The Time Out Of mind sessions are covered in the most detail of the book. Dylan refers him to Charley Patton, Arthur Alexander etc. So he and one of his muso mates spend time playing along to these records then stripping the originals out of the mix toy listen to what they’ve got left. They then take them back to New Orleans as the basis for some grooves for the sessions. Dylan arrives down in New Orleans and according to DL things are going swimmingly, until Dylan says he wants to play with a band AND he wants to record in Miami. Dylan has said that with Lanois things end up sounding like Lanois records not the artist. I expect this is why he shook things up a bit. In the Emmylou chapter he notes he has decided the sound and the musos he wants to have on her record within 5 minutes of being in her house, so you can see him easily dominating proceedings. I didn’t realise he had Brian Blade AND Jim Keltner playing together on TOOM. In fact two-teaming drummers appears to be a stock in trade for DL. Nor did I realise Dylan went onto add verses and guitar licks etc after the recordings which had to be massaged, or that Make You Feel My Love was written in the studio.
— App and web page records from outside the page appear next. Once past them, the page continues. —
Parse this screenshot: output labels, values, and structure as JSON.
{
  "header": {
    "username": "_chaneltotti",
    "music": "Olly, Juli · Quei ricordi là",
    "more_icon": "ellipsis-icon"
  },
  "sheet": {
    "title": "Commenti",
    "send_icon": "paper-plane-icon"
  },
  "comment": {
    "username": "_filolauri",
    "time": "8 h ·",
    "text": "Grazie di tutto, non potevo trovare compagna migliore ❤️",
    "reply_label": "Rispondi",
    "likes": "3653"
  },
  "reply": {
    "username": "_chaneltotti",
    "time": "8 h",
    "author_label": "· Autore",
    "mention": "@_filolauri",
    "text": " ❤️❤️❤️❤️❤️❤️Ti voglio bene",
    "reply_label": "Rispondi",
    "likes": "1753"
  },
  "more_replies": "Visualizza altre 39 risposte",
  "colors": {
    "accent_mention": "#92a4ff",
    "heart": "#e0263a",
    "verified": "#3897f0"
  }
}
There is also a nice chapter on recording Willie Nelson’s Teatro album.
There is a lot of technical talk and when he is talking equipment he names names ,though not all of the time… “got to keep some of my secrets” and there are some practical tips for recording sessions like having synched clocks visible to everyone so that, if anything is picked up, they have the exact common time reference.
Some things made me laugh. In a remote area he marvels at the clean sound sans any magnetic fields interfering…” “The Lawrence magnetic pick-up sounded great plugged into my tiny battery- Peavey street busker’s amp”.
The anecdote of he and Eno with mini disc recorders walking through a Moroccan souk for 20 minutes and then excitedly playing back their synced recordings to hear true depth of field. Nerd central.
This was a hard back, nice big print. Only one howler Jimmy Herndrix. Oh dear.
Length of Read:Short
Might appeal to people who enjoyed…
One thing you’ve learned
Lanois worked with Jimmy Cliff